As a vegan, I always read the labels of the products I buy to ensure they are suitable for me. But having been vegan for almost twenty years now, I have learned to check more than just food and clothes labels. I check all products and services, including financial ones. This is how I found out that the pension fund my former employer enrolled me in was not ethical enough for me. However, most ethical vegans I know don’t do that, and I think they should.

Many do discover, like me, that a percentage of their salaries goes to animal exploitation through their pensions. However, many still don’t change them, even if they easily could. I think this is quite inconsistent with the vegan philosophy. As Lee Coates puts it…

“The average vegan going to the supermarkets isn’t going down the aisle where the vegan products are, saying, ‘Those vegan sausages look a bit expensive.

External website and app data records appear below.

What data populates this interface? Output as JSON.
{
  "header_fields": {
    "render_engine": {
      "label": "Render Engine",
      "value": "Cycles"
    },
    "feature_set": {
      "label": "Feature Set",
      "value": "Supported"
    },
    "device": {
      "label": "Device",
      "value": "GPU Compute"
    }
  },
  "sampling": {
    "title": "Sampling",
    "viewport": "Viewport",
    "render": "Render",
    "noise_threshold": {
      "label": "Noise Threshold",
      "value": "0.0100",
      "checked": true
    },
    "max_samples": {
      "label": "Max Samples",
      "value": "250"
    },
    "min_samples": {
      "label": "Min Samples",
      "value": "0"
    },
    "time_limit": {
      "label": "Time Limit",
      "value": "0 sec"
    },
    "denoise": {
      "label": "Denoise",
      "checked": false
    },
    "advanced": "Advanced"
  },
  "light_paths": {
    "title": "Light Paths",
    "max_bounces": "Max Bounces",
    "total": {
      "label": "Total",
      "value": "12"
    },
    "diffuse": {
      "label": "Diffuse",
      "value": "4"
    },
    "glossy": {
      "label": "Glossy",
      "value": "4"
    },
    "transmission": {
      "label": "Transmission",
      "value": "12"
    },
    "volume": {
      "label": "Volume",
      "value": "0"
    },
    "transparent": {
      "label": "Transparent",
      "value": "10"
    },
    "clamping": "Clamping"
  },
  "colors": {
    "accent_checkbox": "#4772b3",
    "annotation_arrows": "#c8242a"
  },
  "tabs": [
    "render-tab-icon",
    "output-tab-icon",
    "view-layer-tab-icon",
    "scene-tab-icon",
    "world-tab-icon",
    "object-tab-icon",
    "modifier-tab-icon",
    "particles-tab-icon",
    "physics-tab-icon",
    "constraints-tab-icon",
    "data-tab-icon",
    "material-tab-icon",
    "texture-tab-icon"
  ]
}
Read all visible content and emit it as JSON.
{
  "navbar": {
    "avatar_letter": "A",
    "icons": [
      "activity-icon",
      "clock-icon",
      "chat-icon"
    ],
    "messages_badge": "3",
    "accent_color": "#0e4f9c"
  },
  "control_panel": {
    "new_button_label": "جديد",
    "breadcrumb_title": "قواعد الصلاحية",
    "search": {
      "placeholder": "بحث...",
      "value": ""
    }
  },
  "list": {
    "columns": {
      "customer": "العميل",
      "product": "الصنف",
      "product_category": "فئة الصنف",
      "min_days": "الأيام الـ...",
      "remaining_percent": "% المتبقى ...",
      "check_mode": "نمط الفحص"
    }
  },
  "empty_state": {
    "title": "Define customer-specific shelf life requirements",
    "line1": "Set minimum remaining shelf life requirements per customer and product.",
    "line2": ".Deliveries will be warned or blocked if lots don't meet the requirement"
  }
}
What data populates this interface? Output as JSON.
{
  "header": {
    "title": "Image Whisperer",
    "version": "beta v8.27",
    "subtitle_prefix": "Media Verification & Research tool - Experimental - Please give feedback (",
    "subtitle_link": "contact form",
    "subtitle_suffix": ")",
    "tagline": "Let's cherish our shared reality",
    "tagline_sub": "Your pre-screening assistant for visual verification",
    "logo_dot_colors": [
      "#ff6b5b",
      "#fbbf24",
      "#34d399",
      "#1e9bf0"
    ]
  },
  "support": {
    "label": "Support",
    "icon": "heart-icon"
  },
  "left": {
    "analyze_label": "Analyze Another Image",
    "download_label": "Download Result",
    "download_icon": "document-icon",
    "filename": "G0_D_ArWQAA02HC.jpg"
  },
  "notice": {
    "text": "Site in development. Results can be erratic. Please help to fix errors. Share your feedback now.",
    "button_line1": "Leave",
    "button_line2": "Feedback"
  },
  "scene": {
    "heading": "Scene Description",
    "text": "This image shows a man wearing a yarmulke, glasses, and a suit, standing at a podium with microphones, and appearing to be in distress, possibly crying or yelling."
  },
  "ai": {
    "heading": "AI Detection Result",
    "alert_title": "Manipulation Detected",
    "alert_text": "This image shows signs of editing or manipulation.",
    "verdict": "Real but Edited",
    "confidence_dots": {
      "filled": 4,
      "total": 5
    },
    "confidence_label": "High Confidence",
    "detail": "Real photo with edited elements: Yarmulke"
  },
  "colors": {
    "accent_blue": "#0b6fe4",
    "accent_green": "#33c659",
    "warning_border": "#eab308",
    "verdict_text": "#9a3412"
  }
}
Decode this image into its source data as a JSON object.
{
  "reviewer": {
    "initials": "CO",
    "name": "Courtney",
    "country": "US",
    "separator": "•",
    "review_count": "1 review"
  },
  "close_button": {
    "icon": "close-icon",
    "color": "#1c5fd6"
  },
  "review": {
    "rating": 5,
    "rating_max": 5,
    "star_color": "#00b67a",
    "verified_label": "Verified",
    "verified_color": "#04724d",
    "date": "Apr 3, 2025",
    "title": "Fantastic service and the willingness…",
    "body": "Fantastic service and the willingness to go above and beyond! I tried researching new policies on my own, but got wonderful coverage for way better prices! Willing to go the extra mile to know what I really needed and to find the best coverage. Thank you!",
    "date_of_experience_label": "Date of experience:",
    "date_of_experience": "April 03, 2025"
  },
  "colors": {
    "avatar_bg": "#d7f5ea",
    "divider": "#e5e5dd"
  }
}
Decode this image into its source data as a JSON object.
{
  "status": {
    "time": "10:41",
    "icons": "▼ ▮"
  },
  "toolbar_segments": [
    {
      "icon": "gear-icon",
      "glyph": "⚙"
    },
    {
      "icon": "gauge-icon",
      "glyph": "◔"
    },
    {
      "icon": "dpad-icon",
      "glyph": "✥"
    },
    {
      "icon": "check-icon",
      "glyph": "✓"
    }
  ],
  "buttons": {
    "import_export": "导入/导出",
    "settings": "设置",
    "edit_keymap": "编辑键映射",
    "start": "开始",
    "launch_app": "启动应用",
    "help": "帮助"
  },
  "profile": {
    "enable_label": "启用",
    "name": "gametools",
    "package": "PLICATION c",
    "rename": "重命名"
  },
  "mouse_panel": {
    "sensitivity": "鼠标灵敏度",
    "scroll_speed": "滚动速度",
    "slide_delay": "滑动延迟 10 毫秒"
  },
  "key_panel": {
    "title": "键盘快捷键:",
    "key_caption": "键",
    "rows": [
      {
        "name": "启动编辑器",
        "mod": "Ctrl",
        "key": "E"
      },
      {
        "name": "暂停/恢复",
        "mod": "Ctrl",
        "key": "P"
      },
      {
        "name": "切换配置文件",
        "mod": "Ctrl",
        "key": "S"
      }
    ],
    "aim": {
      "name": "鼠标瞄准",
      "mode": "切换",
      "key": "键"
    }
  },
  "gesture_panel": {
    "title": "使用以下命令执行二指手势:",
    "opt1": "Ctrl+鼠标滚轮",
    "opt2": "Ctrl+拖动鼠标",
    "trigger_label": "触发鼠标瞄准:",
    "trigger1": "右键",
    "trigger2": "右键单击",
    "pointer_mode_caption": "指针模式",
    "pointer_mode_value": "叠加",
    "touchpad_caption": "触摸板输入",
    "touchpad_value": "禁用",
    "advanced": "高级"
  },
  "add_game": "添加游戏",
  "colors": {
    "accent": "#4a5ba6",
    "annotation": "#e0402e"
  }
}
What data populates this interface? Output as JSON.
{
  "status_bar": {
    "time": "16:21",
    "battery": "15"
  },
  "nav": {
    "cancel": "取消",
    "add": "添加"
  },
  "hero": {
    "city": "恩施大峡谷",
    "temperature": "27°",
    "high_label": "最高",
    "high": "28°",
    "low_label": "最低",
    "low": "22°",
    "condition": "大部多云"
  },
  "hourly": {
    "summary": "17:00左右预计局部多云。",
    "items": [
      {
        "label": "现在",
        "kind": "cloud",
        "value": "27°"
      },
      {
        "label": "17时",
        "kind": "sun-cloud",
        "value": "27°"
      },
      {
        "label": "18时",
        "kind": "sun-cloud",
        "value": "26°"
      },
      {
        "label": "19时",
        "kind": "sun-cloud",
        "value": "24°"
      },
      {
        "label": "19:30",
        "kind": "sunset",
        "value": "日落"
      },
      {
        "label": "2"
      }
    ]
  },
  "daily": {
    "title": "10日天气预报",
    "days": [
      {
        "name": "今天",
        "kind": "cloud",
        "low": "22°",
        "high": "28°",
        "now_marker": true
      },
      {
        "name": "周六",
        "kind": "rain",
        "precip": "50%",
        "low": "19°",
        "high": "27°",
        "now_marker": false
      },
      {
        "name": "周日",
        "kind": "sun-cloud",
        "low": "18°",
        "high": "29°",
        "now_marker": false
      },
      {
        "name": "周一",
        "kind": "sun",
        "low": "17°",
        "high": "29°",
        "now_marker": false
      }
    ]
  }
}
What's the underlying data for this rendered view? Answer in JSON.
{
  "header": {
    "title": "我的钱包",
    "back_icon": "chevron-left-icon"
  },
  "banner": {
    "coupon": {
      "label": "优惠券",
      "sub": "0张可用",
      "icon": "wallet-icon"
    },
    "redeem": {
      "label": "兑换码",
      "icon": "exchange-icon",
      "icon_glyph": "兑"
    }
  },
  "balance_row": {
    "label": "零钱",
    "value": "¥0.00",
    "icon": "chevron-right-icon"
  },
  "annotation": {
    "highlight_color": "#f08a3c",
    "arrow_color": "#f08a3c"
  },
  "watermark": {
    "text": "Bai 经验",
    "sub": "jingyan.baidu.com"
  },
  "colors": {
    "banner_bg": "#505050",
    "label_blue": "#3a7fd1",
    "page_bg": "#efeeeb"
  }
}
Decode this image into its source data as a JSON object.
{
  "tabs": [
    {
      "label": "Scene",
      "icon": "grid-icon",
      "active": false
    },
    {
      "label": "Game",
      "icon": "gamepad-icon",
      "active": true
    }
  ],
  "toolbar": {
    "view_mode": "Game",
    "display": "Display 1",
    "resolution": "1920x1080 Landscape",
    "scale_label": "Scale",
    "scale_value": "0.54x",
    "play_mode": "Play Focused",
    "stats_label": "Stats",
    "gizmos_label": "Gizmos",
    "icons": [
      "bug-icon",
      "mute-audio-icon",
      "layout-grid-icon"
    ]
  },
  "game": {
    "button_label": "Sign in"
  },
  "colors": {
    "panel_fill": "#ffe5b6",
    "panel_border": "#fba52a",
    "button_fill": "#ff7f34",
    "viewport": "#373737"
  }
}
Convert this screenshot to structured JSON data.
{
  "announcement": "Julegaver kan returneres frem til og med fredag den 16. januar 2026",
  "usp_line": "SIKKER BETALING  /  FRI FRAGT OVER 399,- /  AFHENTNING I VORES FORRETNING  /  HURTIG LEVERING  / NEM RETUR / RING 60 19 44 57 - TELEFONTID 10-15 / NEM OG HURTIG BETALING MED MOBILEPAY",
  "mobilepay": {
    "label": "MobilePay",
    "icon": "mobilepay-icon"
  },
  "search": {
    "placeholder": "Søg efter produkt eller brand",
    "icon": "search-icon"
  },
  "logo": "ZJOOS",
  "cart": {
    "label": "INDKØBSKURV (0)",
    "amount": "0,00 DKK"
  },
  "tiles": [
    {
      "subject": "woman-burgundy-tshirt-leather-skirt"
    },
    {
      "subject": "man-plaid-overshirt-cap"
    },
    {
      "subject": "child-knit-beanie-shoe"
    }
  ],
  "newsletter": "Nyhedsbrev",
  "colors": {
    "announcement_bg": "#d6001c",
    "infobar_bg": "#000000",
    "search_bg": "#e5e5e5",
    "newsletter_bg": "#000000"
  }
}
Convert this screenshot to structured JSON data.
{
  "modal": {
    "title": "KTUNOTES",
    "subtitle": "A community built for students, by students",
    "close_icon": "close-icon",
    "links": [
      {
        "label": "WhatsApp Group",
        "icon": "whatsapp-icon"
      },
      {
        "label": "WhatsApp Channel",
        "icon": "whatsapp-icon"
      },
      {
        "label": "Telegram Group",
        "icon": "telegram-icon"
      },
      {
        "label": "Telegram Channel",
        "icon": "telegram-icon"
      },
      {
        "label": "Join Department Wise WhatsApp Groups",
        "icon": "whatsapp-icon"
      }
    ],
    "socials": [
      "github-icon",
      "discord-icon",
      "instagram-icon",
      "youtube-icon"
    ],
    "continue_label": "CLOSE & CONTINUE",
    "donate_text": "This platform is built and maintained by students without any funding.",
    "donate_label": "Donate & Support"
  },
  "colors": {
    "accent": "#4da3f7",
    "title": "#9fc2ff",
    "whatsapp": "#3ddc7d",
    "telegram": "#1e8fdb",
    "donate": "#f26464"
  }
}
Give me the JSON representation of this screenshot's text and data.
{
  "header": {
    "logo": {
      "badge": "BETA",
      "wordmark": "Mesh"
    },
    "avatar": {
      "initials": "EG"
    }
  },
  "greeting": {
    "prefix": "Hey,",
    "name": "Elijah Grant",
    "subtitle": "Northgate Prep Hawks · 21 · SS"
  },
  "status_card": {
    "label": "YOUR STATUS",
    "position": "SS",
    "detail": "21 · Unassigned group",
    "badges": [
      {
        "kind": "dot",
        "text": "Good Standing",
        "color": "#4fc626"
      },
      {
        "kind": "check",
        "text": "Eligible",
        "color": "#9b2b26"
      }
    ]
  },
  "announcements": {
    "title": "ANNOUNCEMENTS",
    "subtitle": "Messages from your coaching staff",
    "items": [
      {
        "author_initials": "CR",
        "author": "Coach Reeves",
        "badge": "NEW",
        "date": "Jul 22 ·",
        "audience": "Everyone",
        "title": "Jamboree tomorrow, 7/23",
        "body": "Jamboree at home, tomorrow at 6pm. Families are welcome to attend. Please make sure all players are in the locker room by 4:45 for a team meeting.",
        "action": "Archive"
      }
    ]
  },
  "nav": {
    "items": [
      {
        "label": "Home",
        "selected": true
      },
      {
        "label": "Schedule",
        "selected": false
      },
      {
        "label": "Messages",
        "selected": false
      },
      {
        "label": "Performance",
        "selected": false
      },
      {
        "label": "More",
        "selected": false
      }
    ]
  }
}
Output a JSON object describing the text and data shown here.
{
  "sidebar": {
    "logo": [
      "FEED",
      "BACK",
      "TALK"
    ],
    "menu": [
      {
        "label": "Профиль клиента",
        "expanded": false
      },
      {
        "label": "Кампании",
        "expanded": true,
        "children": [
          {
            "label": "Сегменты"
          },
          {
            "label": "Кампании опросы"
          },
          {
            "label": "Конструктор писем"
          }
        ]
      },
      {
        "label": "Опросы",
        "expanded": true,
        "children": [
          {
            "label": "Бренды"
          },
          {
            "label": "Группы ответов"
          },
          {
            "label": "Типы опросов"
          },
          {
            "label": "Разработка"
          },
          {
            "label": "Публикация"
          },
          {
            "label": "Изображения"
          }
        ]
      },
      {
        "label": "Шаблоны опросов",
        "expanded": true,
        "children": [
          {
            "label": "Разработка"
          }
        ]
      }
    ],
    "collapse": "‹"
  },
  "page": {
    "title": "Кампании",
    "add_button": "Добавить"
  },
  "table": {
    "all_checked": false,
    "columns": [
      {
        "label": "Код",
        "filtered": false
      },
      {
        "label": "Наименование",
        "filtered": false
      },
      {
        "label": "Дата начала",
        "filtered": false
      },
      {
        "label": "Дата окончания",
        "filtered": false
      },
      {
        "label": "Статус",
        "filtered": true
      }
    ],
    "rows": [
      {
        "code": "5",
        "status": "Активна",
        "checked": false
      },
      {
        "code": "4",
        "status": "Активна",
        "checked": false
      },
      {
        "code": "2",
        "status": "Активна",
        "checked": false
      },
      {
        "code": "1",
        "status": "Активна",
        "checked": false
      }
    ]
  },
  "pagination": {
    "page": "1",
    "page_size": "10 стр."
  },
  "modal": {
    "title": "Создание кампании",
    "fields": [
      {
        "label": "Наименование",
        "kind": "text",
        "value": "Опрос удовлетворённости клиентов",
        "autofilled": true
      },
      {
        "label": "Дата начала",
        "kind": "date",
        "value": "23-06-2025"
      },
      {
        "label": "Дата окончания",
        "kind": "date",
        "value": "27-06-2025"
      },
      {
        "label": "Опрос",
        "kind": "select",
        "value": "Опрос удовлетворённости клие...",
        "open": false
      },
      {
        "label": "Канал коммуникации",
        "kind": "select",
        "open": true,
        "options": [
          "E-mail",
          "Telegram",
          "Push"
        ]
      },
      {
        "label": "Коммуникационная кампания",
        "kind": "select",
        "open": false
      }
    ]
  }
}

It’s a bit of a risk spending a lot of my money on those. I think I will eat meat this week.’ But, on the other hand, they can sit there quite calmly looking at an ethical investment and go, ‘If it doesn’t make me as much money, there is a risk. There is a cost element. I think I’ll invest unethically in meat because I can’t afford not to.’”

IF WE ALL TELL OUR PENSION PROVIDERS/EMPLOYERS THAT WE WANT VEGAN PENSIONS, WE WILL INDEED REVOLUTIONIZE THE PENSION INDUSTRY. WE WILL CUT SIGNIFICANTLY THE FUNDS GOING TO ANIMAL EXPLOITATION. PERHAPS MORE THAN BY JUST BUYING PLANT-BASED FOOD IN A SUPERMARKET. LOTS TO WIN, AND VERY LITTLE TO LOSE.

JaneUnChained News does not offer financial advice. This article is for the purposes of providing an overview only and is not a recommendation of any specific stocks or funds.

 

Stacks of coins of increasing size, with a plant on top of each

“Money Saving And Passive Income Concept” @icon0 com